LINDON -- Protesters gathered Friday in front of Lindon software company SCO to oppose the company's more than $3 billion lawsuit against IBM.

Linux users, many from Utah County, held signs and marched while chanting their objections.

"We're just trying to get the media and the public aware of the lawsuit and the kind of damage that can be done when making lawsuits with no merit," said Daniel Miller, vice-president of Utah State University's Free Software and Linux Club.

The protest had no effect, said SCO public relations director, Blake Stowell.

"It really wasn't an issue," he said. "A lot of the employees found it entertaining. There were a few of them staring out from the break room windows."

SCO's lawsuit, filed in 3rd District Court on March 6, alleges IBM has been giving away a computer code owned by SCO. It asks for $3 billion plus damages in the amount of AIX-related revenues IBM has received since June 13, Stowell said. The additional amount could be worth anywhere from $50 million to $110 million per day, he said.

SCO, which holds all the intellectual property rights to the UNIX operating system, says IBM has a license to use some of its UNIX software, but has been infringing on that license by giving UNIX source codes to a group of users creating their own version of the product called Linux.

Linux is a free UNIX-type operating system originally created by Linus Torvalds with the assistance of developers around the world.

Thousands of corporations use Linux to run large computer networks.UNIX is a computer operating system that is the basis of IBM's AIX operating system.

Jason Hall, president of the Provo Linux users group, said Linux developers are willing to remove the 60 or 80 lines of code in question from the approximate total of 40,000 lines.

Art Moore, vice president of the Provo group, said it is not unusual for SCO to ask for its proprietary code to be removed, but keeping everything secretive and suing over the situation is unusual.

SCO will only show the lines of code to people who sign a nondisclosure agreement, which means they will no longer be allowed to work on Linux, said a bystander at the protest, Nathan Pilling, who works at a software company near the SCO building. SCO shows the code without much context so people cannot see where it came from or do their own research, he added.

"The reason they have to sign a non-disclosure is this code is confidential source code," SCO's Stowell said. "We have these confidentiality agreements with other companies. We'll show it in a court setting."

Jared Blake, another protest bystander, echoed the feelings of several people when he said SCO filed the lawsuit because it is running out of money and has no other way to receive more funding.

"I think SCO is picking the wrong fight," Pilling said. "IBM has the resources and the patents that they could bury them in paperwork."

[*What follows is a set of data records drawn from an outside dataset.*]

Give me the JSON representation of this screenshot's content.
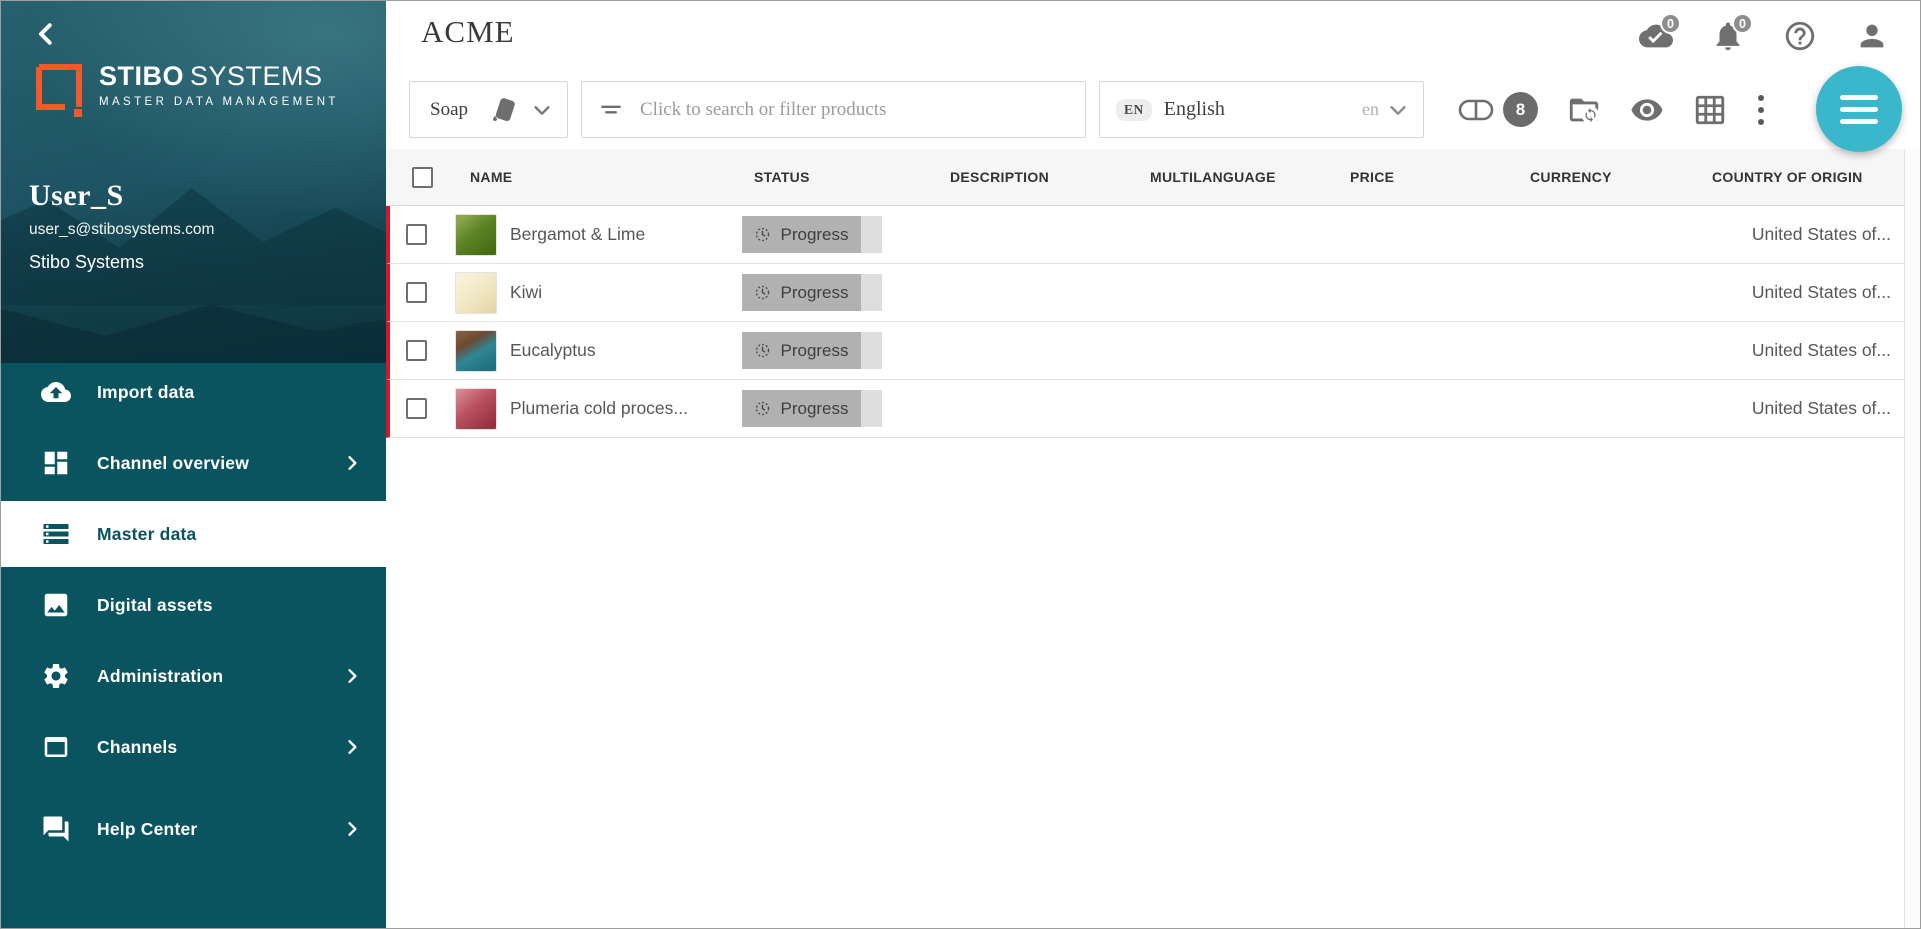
{
  "sidebar": {
    "logo": {
      "brand_bold": "STIBO",
      "brand_light": "SYSTEMS",
      "tagline": "MASTER DATA MANAGEMENT"
    },
    "user": {
      "name": "User_S",
      "email": "user_s@stibosystems.com",
      "organization": "Stibo Systems"
    },
    "items": [
      {
        "label": "Import data"
      },
      {
        "label": "Channel overview"
      },
      {
        "label": "Master data"
      },
      {
        "label": "Digital assets"
      },
      {
        "label": "Administration"
      },
      {
        "label": "Channels"
      },
      {
        "label": "Help Center"
      }
    ]
  },
  "header": {
    "title": "ACME",
    "sync_badge": "0",
    "notifications_badge": "0"
  },
  "toolbar": {
    "category": {
      "label": "Soap"
    },
    "search": {
      "placeholder": "Click to search or filter products"
    },
    "language": {
      "badge": "EN",
      "name": "English",
      "code": "en"
    },
    "basket_badge": "8"
  },
  "table": {
    "columns": {
      "name": "NAME",
      "status": "STATUS",
      "description": "DESCRIPTION",
      "multilanguage": "MULTILANGUAGE",
      "price": "PRICE",
      "currency": "CURRENCY",
      "country": "COUNTRY OF ORIGIN"
    },
    "rows": [
      {
        "name": "Bergamot & Lime",
        "status": "Progress",
        "country": "United States of..."
      },
      {
        "name": "Kiwi",
        "status": "Progress",
        "country": "United States of..."
      },
      {
        "name": "Eucalyptus",
        "status": "Progress",
        "country": "United States of..."
      },
      {
        "name": "Plumeria cold proces...",
        "status": "Progress",
        "country": "United States of..."
      }
    ]
  },
  "colors": {
    "sidebar_teal": "#0a5460",
    "accent_red": "#d9152b",
    "fab_teal": "#3ab7cb",
    "logo_orange": "#f15b2b"
  }
}
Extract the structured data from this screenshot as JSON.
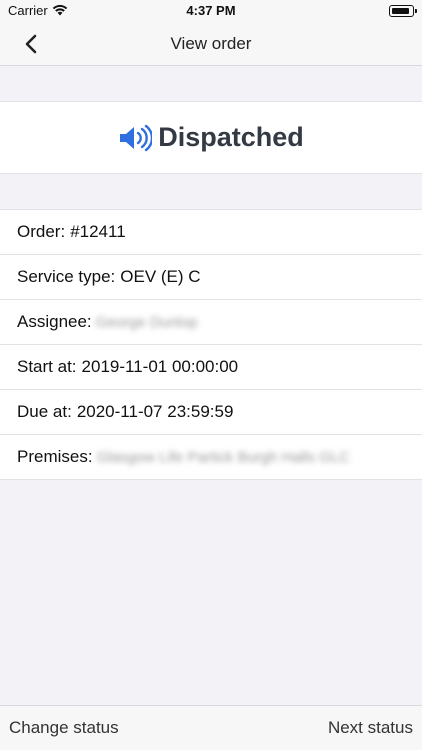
{
  "status_bar": {
    "carrier": "Carrier",
    "time": "4:37 PM",
    "wifi_icon": "wifi-icon",
    "battery_icon": "battery-icon"
  },
  "nav": {
    "title": "View order",
    "back_icon": "chevron-left-icon"
  },
  "order_status": {
    "label": "Dispatched",
    "icon": "speaker-icon",
    "icon_color": "#2f6fe0"
  },
  "details": [
    {
      "label": "Order:",
      "value": "#12411"
    },
    {
      "label": "Service type:",
      "value": "OEV (E) C"
    },
    {
      "label": "Assignee:",
      "value": "George Dunlop",
      "redacted": true
    },
    {
      "label": "Start at:",
      "value": "2019-11-01 00:00:00"
    },
    {
      "label": "Due at:",
      "value": "2020-11-07 23:59:59"
    },
    {
      "label": "Premises:",
      "value": "Glasgow Life Partick Burgh Halls GLC",
      "redacted": true
    }
  ],
  "toolbar": {
    "change_status": "Change status",
    "next_status": "Next status"
  }
}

Stowell said SCO is focusing on the IBM lawsuit and will discuss later whether it wants to receive compensation for use of its code in the future or if it wants the code removed.

Shana Helps can be reached at 344-2549 or

Copyright 2003